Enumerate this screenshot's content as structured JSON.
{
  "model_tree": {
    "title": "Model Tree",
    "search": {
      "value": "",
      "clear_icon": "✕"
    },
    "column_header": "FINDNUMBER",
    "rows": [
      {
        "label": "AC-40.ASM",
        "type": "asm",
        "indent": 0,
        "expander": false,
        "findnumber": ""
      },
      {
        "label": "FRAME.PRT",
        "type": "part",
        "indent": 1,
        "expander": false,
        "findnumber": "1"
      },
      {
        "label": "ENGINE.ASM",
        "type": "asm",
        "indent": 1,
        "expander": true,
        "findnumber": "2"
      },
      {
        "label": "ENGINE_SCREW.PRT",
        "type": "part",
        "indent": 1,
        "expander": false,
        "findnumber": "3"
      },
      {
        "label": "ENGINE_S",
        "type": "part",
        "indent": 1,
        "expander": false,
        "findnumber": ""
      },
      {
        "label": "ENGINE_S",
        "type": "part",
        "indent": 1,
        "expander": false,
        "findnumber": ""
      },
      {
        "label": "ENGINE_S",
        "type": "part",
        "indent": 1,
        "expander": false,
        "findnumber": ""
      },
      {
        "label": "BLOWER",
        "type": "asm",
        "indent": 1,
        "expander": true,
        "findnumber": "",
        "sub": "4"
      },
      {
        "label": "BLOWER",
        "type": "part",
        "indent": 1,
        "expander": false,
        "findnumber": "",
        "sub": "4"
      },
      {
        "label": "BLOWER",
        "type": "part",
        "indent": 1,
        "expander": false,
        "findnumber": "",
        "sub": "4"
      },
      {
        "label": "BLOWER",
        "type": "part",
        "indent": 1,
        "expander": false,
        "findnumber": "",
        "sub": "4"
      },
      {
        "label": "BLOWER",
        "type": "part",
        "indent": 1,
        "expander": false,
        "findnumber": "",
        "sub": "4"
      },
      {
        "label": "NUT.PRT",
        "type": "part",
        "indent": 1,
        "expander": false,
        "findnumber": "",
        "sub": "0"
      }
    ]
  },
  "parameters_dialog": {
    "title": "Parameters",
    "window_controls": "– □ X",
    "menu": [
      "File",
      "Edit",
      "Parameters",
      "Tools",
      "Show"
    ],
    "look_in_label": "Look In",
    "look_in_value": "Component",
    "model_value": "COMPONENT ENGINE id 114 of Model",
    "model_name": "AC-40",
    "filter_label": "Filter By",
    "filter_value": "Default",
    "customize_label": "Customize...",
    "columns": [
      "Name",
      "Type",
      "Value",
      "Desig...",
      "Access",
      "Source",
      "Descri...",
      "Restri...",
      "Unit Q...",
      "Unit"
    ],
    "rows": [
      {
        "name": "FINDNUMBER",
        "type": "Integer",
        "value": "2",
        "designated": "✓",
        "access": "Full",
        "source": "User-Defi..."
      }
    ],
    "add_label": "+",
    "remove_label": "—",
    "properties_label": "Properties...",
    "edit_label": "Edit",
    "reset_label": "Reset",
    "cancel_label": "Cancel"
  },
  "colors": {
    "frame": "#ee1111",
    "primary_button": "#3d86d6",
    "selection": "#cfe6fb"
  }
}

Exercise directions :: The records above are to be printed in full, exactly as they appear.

Exercise answer ::
Enumerate this screenshot's content as structured JSON.
{
  "model_tree": {
    "title": "Model Tree",
    "search": {
      "value": "",
      "clear_icon": "✕"
    },
    "column_header": "FINDNUMBER",
    "rows": [
      {
        "label": "AC-40.ASM",
        "type": "asm",
        "indent": 0,
        "expander": false,
        "findnumber": ""
      },
      {
        "label": "FRAME.PRT",
        "type": "part",
        "indent": 1,
        "expander": false,
        "findnumber": "1"
      },
      {
        "label": "ENGINE.ASM",
        "type": "asm",
        "indent": 1,
        "expander": true,
        "findnumber": "2"
      },
      {
        "label": "ENGINE_SCREW.PRT",
        "type": "part",
        "indent": 1,
        "expander": false,
        "findnumber": "3"
      },
      {
        "label": "ENGINE_S",
        "type": "part",
        "indent": 1,
        "expander": false,
        "findnumber": ""
      },
      {
        "label": "ENGINE_S",
        "type": "part",
        "indent": 1,
        "expander": false,
        "findnumber": ""
      },
      {
        "label": "ENGINE_S",
        "type": "part",
        "indent": 1,
        "expander": false,
        "findnumber": ""
      },
      {
        "label": "BLOWER",
        "type": "asm",
        "indent": 1,
        "expander": true,
        "findnumber": "",
        "sub": "4"
      },
      {
        "label": "BLOWER",
        "type": "part",
        "indent": 1,
        "expander": false,
        "findnumber": "",
        "sub": "4"
      },
      {
        "label": "BLOWER",
        "type": "part",
        "indent": 1,
        "expander": false,
        "findnumber": "",
        "sub": "4"
      },
      {
        "label": "BLOWER",
        "type": "part",
        "indent": 1,
        "expander": false,
        "findnumber": "",
        "sub": "4"
      },
      {
        "label": "BLOWER",
        "type": "part",
        "indent": 1,
        "expander": false,
        "findnumber": "",
        "sub": "4"
      },
      {
        "label": "NUT.PRT",
        "type": "part",
        "indent": 1,
        "expander": false,
        "findnumber": "",
        "sub": "0"
      }
    ]
  },
  "parameters_dialog": {
    "title": "Parameters",
    "window_controls": "– □ X",
    "menu": [
      "File",
      "Edit",
      "Parameters",
      "Tools",
      "Show"
    ],
    "look_in_label": "Look In",
    "look_in_value": "Component",
    "model_value": "COMPONENT ENGINE id 114 of Model",
    "model_name": "AC-40",
    "filter_label": "Filter By",
    "filter_value": "Default",
    "customize_label": "Customize...",
    "columns": [
      "Name",
      "Type",
      "Value",
      "Desig...",
      "Access",
      "Source",
      "Descri...",
      "Restri...",
      "Unit Q...",
      "Unit"
    ],
    "rows": [
      {
        "name": "FINDNUMBER",
        "type": "Integer",
        "value": "2",
        "designated": "✓",
        "access": "Full",
        "source": "User-Defi..."
      }
    ],
    "add_label": "+",
    "remove_label": "—",
    "properties_label": "Properties...",
    "edit_label": "Edit",
    "reset_label": "Reset",
    "cancel_label": "Cancel"
  },
  "colors": {
    "frame": "#ee1111",
    "primary_button": "#3d86d6",
    "selection": "#cfe6fb"
  }
}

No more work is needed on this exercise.